### [Brief]
The answer must consist of each line of the records below that contains the string "JSON".

### [Entries supplied]

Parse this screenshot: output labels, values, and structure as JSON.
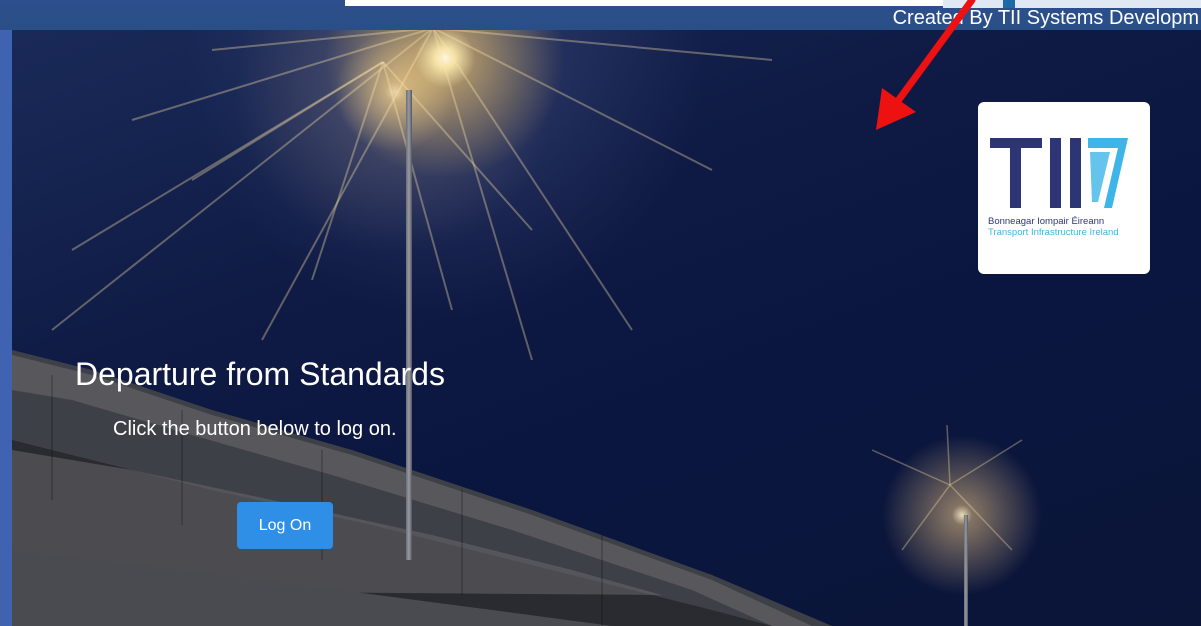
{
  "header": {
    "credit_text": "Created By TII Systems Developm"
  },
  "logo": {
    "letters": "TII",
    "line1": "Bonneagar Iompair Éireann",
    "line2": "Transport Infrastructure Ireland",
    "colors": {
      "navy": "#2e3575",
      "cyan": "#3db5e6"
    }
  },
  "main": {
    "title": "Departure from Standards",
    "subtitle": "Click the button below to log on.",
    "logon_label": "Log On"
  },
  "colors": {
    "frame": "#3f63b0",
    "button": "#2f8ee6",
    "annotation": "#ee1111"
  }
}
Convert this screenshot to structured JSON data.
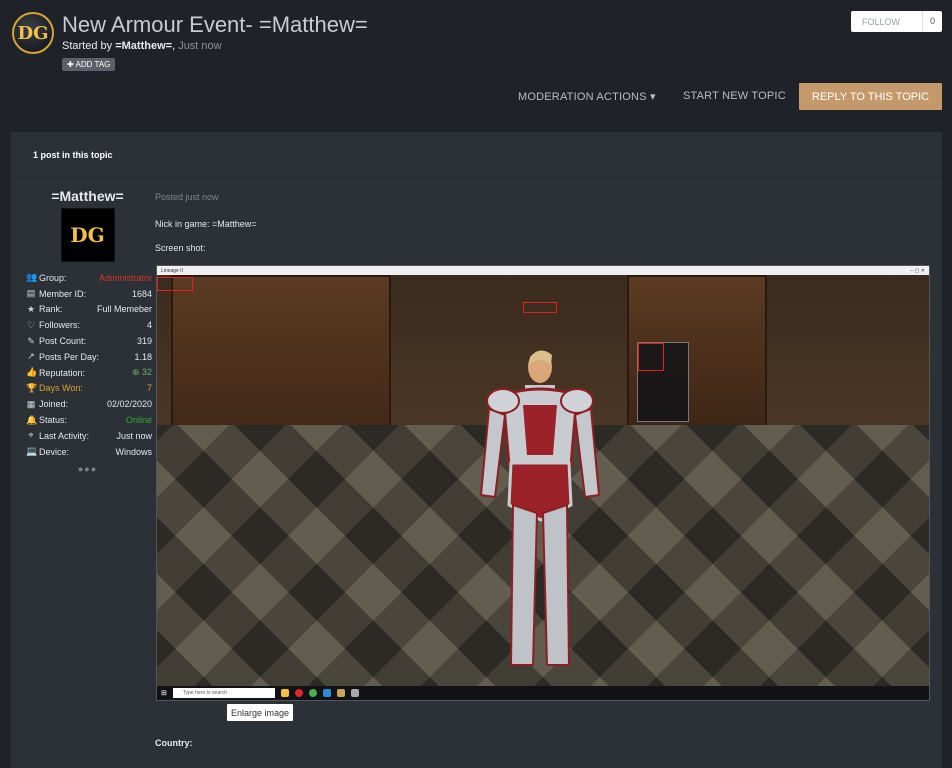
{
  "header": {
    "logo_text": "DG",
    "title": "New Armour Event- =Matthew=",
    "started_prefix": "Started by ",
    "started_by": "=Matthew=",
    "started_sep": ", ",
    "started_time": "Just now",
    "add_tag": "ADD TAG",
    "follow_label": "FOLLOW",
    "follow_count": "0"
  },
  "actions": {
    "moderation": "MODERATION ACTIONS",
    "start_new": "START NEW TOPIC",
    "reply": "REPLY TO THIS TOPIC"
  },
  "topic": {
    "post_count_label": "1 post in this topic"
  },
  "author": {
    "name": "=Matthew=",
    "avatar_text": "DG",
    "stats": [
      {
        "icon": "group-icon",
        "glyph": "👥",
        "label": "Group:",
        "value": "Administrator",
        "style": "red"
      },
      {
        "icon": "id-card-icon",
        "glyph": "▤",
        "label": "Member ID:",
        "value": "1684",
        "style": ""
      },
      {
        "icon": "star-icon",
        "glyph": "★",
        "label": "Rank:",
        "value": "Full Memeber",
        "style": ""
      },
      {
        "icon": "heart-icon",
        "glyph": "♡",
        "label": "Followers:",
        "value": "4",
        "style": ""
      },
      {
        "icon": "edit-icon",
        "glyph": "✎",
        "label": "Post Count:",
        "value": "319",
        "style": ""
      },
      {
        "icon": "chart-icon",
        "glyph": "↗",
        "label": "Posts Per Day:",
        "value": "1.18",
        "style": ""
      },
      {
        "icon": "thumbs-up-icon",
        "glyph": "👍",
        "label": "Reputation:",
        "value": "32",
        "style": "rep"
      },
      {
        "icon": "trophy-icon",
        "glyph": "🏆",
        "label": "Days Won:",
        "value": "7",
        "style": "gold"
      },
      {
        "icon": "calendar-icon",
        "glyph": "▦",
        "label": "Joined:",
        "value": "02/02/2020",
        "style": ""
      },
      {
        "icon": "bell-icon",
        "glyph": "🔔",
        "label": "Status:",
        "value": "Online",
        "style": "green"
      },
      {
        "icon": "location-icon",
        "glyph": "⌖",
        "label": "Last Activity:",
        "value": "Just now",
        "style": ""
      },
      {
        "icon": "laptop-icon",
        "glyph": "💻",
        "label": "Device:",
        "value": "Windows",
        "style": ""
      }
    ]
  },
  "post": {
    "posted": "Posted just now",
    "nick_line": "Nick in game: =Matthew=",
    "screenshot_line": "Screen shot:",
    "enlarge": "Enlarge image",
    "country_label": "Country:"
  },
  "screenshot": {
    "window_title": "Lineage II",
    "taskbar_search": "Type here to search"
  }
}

### [Response to the exercise]
Parse this screenshot: output labels, values, and structure as JSON.
Convert this screenshot to structured JSON data.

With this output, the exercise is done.